2nd day of the stage-festival play Der Ring des Nibelungen
Libretto by Richard Wagner
First performed August 16 1876, Festspielhaus Bayreuth
This production opened October 30 2011

Sung in German with German & English surtitles
Introductory talk (in German/on video) will appear here shortly before run begins

Siegfried, Siegmund and Sieglinde’s son, has been brought up by Mime who is trying to forge a sword strong enough for Siegfried to kill Fafner, who turned himself into a dragon to guard his treasure, so that Mime can get his hands on the Ring. Wotan is roaming the world as a Wanderer. After a knowledge competition with Mime, who loses, he tells him that only a man who has never learnt what fear is can mend Siegmund’s sword, Nothung. Siegfried mends his father’s broken weapon and kills Fafner. After coming into contact with the dragon’s blood he can understand what birds say, one of whom tells him to take the Ring and Tarnhelm and not trust Mime, who he kills when he tries to trick him into drinking poison. The bird tells him about Brünnhilde asleep on a rock and they set off to find her. Wotan wakes Erda and asks her how he can change the fate of the gods. When Erda finds out that their daughter has been deprived of her divinity and is sleeping surrounded by a ring of fire, she keeps silent – for her he is no longer the ruling god he claims to be. Wotan tries to prevent Siegfried from reaching Brünnhilde but Siegfried, believing him to be his father’s enemy, breaks his spear with his sword. Siegfried strides through the ring of fire and wakes Brünnhilde with a kiss. She sees the fateful ring on his finger and is frightened that she is no longer able to save him from Wotan’s plans of distruction. He is insistant and she eventually gives into her desires. Their joy is ecstatic.

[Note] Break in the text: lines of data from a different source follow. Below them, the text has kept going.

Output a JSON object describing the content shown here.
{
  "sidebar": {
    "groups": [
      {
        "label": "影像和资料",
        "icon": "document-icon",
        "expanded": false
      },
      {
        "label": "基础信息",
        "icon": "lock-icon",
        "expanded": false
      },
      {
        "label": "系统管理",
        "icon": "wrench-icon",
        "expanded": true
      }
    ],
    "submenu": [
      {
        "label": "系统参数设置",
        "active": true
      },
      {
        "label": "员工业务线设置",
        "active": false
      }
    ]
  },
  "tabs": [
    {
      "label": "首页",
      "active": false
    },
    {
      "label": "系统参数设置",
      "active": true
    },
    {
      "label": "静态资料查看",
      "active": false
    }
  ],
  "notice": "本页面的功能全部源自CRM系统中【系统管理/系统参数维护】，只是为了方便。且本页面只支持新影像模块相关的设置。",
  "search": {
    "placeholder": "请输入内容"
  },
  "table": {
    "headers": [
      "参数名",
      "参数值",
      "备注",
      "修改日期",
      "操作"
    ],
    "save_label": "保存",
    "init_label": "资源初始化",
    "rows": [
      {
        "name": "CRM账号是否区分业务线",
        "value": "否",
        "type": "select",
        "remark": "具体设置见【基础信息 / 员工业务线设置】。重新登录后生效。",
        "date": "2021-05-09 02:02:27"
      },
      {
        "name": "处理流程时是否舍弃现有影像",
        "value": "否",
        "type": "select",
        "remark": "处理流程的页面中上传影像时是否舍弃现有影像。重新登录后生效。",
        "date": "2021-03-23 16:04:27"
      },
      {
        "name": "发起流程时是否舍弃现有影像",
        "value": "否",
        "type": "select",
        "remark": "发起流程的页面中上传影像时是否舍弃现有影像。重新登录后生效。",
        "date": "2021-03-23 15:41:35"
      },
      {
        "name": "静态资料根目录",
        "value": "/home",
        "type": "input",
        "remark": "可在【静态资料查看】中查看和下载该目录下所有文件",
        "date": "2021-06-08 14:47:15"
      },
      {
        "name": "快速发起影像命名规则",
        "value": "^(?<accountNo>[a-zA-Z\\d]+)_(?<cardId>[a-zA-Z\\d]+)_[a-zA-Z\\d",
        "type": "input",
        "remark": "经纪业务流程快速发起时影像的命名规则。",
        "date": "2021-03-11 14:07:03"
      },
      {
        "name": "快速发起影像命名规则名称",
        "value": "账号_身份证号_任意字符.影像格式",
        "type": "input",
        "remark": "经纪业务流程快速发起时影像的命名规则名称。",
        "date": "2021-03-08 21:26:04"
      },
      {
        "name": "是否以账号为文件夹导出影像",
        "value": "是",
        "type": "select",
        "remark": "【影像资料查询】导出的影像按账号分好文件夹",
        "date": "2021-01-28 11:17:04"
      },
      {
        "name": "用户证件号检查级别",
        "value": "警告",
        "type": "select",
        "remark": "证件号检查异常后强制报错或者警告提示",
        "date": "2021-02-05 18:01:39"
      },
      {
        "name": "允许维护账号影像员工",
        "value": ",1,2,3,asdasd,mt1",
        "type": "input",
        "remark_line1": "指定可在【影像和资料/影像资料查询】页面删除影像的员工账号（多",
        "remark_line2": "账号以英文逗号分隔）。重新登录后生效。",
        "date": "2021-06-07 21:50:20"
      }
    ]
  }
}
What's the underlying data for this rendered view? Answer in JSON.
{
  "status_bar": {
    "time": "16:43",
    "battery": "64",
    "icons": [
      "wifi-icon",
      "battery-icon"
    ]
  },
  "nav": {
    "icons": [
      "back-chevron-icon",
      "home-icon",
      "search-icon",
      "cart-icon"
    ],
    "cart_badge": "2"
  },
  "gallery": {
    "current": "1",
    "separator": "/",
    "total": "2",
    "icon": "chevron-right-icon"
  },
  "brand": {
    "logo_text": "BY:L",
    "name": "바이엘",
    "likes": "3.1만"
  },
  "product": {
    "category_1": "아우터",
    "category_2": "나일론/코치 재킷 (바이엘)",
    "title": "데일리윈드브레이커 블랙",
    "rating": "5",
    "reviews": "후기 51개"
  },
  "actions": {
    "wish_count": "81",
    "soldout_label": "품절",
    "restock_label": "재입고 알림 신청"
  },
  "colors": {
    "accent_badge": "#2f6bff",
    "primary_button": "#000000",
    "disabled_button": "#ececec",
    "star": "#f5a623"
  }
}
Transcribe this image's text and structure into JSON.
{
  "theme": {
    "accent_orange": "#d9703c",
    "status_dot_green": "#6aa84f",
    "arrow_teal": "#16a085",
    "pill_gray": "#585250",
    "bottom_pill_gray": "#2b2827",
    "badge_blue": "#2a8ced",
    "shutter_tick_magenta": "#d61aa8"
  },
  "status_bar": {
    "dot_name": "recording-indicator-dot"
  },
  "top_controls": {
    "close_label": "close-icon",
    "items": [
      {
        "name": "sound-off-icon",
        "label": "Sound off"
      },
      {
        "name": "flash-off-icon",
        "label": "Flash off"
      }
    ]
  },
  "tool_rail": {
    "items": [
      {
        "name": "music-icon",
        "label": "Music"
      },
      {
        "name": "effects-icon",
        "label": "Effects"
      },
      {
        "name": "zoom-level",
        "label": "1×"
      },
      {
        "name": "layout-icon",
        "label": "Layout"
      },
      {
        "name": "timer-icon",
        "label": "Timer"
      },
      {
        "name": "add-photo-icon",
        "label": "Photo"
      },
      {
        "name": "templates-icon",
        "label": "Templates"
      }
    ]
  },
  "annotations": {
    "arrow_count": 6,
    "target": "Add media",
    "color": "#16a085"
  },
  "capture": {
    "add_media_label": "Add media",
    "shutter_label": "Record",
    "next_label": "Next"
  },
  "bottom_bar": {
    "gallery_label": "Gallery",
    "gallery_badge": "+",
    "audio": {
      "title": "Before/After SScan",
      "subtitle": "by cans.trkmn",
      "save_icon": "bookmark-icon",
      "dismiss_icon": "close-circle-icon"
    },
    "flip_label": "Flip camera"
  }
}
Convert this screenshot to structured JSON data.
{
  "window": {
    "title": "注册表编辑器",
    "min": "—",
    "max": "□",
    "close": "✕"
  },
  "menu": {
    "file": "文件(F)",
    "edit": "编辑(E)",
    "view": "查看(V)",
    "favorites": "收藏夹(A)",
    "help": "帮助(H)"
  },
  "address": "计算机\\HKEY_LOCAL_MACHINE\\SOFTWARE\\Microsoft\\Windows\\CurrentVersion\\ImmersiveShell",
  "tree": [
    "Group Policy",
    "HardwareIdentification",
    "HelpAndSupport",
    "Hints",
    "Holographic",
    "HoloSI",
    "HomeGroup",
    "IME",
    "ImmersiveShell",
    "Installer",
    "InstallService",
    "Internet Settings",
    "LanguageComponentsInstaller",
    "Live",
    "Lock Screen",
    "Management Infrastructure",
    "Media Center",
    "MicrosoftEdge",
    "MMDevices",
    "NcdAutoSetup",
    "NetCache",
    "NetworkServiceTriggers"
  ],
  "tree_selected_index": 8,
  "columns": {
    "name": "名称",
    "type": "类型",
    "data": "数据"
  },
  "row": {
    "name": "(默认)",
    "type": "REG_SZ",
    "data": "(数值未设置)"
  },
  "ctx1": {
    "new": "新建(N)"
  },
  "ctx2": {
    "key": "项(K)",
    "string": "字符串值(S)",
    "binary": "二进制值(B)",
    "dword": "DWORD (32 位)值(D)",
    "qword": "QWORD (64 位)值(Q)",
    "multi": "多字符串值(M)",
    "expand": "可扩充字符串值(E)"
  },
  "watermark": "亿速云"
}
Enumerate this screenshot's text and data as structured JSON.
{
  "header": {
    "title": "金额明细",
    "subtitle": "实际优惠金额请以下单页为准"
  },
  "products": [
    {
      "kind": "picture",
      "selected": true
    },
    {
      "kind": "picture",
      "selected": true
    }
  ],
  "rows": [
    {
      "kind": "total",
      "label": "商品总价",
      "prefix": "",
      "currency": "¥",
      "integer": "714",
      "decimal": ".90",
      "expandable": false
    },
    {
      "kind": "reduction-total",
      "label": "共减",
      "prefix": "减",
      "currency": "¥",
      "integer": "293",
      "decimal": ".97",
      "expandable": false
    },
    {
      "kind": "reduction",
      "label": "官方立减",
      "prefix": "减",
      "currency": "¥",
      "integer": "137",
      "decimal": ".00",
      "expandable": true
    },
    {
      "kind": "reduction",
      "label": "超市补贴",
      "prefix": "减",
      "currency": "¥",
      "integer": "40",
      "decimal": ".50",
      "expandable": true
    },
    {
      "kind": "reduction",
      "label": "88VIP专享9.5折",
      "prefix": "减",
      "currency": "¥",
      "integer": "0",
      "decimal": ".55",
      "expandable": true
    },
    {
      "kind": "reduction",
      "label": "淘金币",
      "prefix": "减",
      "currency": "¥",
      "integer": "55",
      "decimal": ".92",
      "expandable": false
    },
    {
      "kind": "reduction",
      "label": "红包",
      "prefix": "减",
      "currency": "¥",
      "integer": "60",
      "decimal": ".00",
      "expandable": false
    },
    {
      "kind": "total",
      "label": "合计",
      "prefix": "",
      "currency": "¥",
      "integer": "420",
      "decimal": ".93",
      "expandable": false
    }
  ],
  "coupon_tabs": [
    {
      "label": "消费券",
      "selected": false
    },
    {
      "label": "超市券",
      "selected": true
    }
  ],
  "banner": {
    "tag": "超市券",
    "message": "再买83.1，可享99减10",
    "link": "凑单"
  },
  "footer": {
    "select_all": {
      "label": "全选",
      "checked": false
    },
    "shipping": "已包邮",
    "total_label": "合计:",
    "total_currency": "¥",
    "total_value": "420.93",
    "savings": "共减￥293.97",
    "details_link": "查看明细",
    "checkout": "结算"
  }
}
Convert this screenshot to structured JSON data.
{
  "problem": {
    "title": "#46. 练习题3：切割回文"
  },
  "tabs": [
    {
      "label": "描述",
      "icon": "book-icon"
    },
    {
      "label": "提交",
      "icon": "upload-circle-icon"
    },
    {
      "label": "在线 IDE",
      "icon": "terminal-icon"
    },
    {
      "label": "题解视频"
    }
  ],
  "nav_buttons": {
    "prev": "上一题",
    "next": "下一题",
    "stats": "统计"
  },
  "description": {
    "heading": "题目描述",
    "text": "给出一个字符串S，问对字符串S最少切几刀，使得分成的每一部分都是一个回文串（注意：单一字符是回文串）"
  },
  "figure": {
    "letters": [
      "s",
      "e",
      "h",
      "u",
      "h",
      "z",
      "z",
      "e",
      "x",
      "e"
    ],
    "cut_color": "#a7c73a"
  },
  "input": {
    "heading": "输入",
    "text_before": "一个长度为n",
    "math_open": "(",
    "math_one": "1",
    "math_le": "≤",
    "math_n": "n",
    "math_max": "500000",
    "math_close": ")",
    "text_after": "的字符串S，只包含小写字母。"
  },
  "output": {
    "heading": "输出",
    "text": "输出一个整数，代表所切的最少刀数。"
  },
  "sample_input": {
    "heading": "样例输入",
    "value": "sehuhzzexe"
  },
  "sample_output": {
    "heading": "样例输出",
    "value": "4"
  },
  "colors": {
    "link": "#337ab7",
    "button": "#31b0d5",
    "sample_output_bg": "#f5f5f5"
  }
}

The dragon Fafner guards the Nibelung’s hoard, including the Ring which bestows immeasurable power. The dwarf Alberich cast it from the gold he stole from the daughters of the Rhine. Now he wants it back. But his brother Mime wants to get his hands on the treasure too. But only one man can slay the dragon: Siegfried. Mime raised him after his mother Sieglinde died in childbirth. To fight the dragon he needs his sword, Nothung, which the God shattered into pieces. Mime tries in vain to weld it together again. Wotan, journeying through the world as the Wanderer, tells him why: only someone who has never learned what fear is, can mend the sword. How Siegfried kills the dragon and what the Forest Bird tells him about Brünnhilde is told in part three of Richard Wagner’s Tetralogie. Das Rheingold and Die Walküre were programmed in recent seasons and are now being followed by Siegfried – all four works will be performed again in cycles in a later season.